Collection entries
↓↓↓

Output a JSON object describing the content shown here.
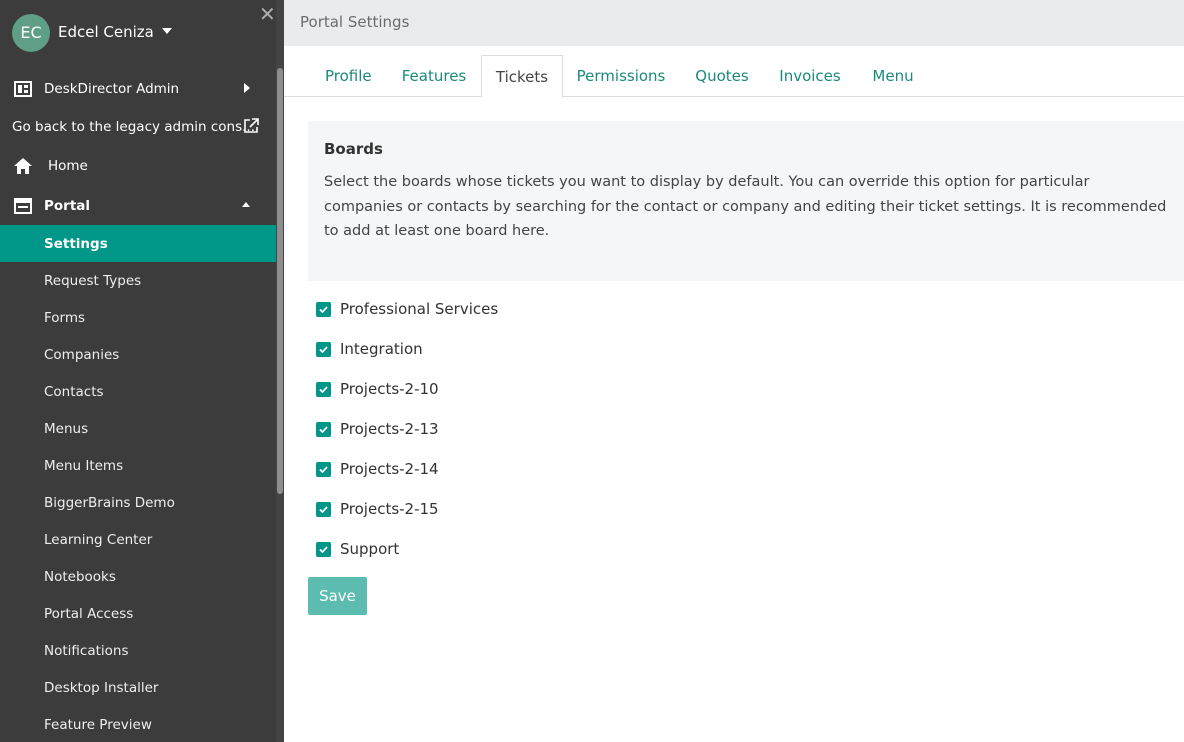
{
  "user": {
    "initials": "EC",
    "name": "Edcel Ceniza"
  },
  "sidebar": {
    "admin_label": "DeskDirector Admin",
    "legacy_label": "Go back to the legacy admin cons...",
    "home_label": "Home",
    "portal_label": "Portal",
    "items": [
      {
        "label": "Settings",
        "active": true
      },
      {
        "label": "Request Types"
      },
      {
        "label": "Forms"
      },
      {
        "label": "Companies"
      },
      {
        "label": "Contacts"
      },
      {
        "label": "Menus"
      },
      {
        "label": "Menu Items"
      },
      {
        "label": "BiggerBrains Demo"
      },
      {
        "label": "Learning Center"
      },
      {
        "label": "Notebooks"
      },
      {
        "label": "Portal Access"
      },
      {
        "label": "Notifications"
      },
      {
        "label": "Desktop Installer"
      },
      {
        "label": "Feature Preview"
      }
    ]
  },
  "header": {
    "title": "Portal Settings"
  },
  "tabs": [
    {
      "label": "Profile"
    },
    {
      "label": "Features"
    },
    {
      "label": "Tickets",
      "active": true
    },
    {
      "label": "Permissions"
    },
    {
      "label": "Quotes"
    },
    {
      "label": "Invoices"
    },
    {
      "label": "Menu"
    }
  ],
  "boards": {
    "title": "Boards",
    "description": "Select the boards whose tickets you want to display by default. You can override this option for particular companies or contacts by searching for the contact or company and editing their ticket settings. It is recommended to add at least one board here.",
    "options": [
      {
        "label": "Professional Services",
        "checked": true
      },
      {
        "label": "Integration",
        "checked": true
      },
      {
        "label": "Projects-2-10",
        "checked": true
      },
      {
        "label": "Projects-2-13",
        "checked": true
      },
      {
        "label": "Projects-2-14",
        "checked": true
      },
      {
        "label": "Projects-2-15",
        "checked": true
      },
      {
        "label": "Support",
        "checked": true
      }
    ]
  },
  "save_label": "Save",
  "colors": {
    "accent": "#009688",
    "sidebar_bg": "#3c3c3c",
    "save_bg": "#5dbcb0"
  }
}
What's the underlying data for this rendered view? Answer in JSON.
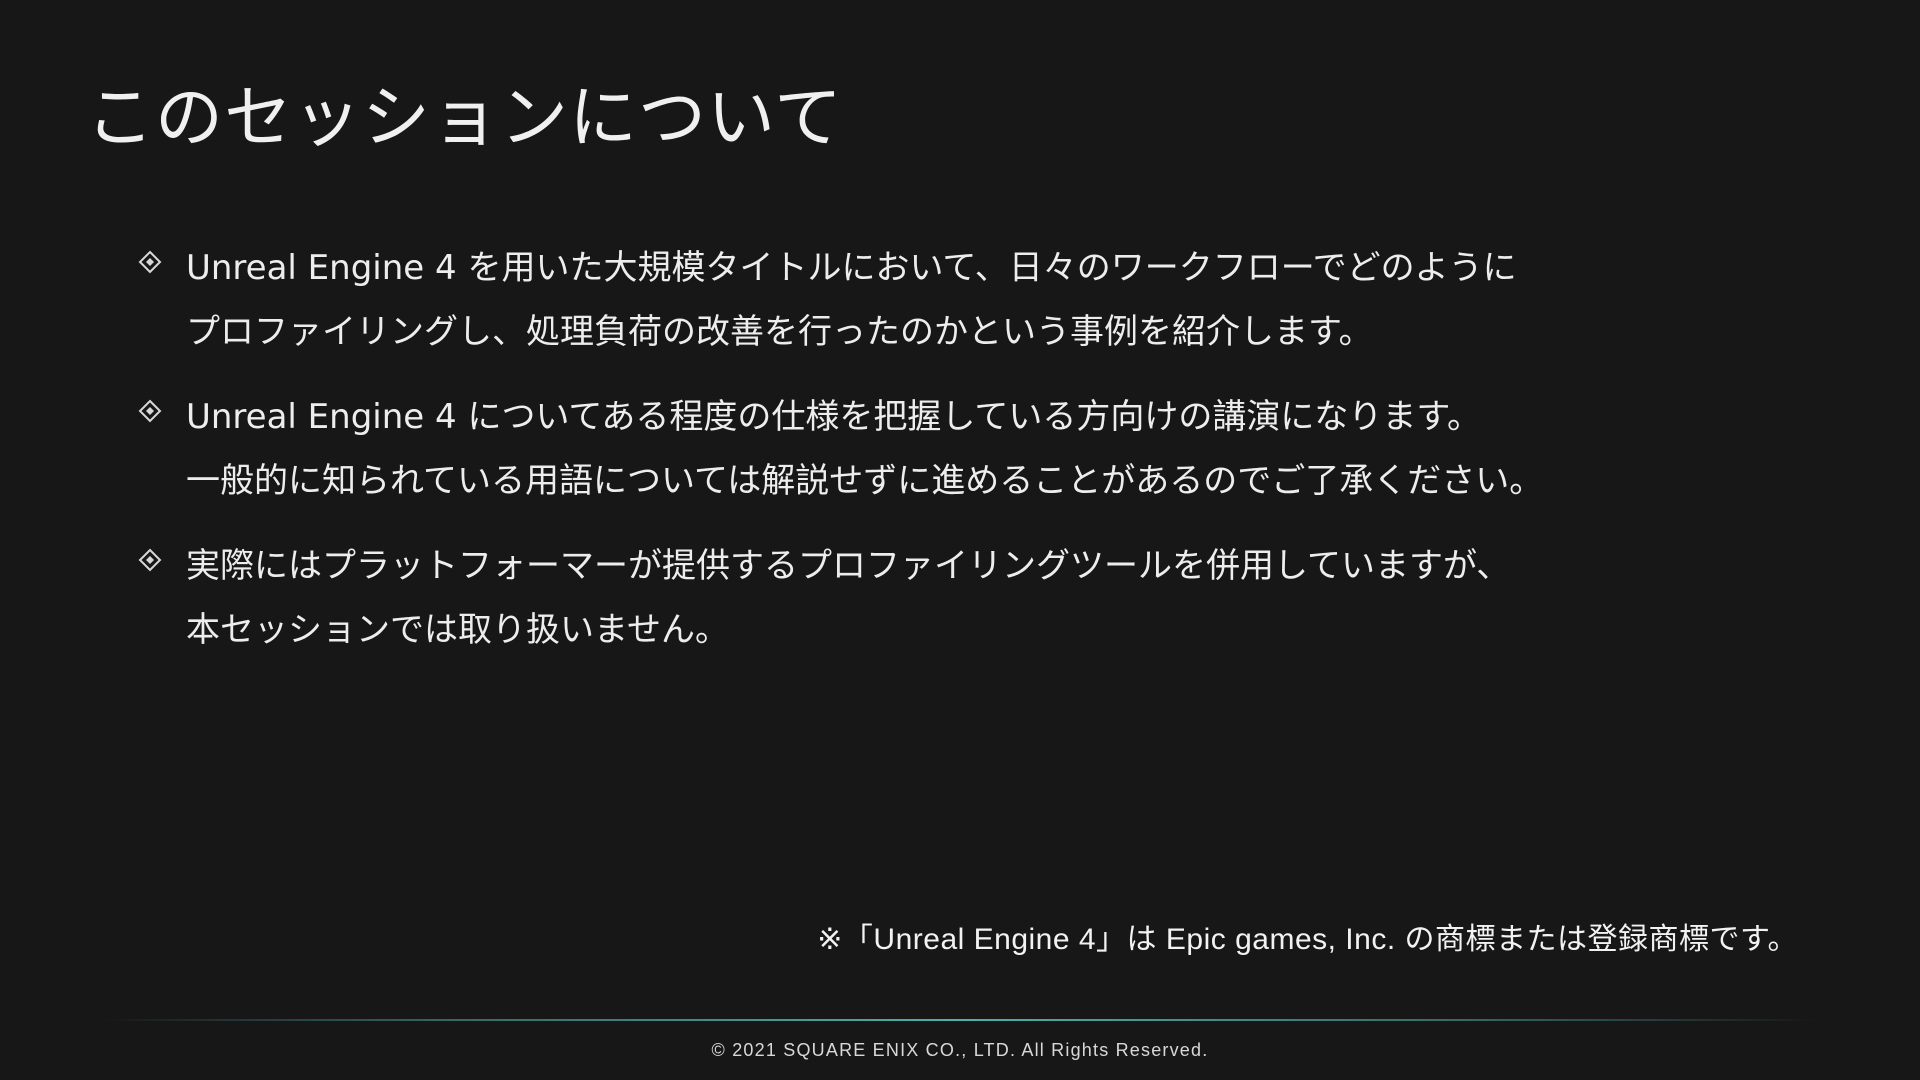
{
  "slide": {
    "title": "このセッションについて",
    "bullets": [
      {
        "icon": "diamond-bullet-icon",
        "lines": [
          "Unreal Engine 4 を用いた大規模タイトルにおいて、日々のワークフローでどのように",
          "プロファイリングし、処理負荷の改善を行ったのかという事例を紹介します。"
        ]
      },
      {
        "icon": "diamond-bullet-icon",
        "lines": [
          "Unreal Engine 4 についてある程度の仕様を把握している方向けの講演になります。",
          "一般的に知られている用語については解説せずに進めることがあるのでご了承ください。"
        ]
      },
      {
        "icon": "diamond-bullet-icon",
        "lines": [
          "実際にはプラットフォーマーが提供するプロファイリングツールを併用していますが、",
          "本セッションでは取り扱いません。"
        ]
      }
    ],
    "trademark_note": "※「Unreal Engine 4」は Epic games, Inc. の商標または登録商標です。",
    "copyright": "© 2021 SQUARE ENIX CO., LTD. All Rights Reserved."
  },
  "colors": {
    "background": "#171717",
    "text": "#ececec",
    "accent_rule": "#4fb0ac"
  }
}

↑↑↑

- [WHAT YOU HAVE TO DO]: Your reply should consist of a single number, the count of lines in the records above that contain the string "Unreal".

- [ANSWER FOR THIS EXERCISE]: 3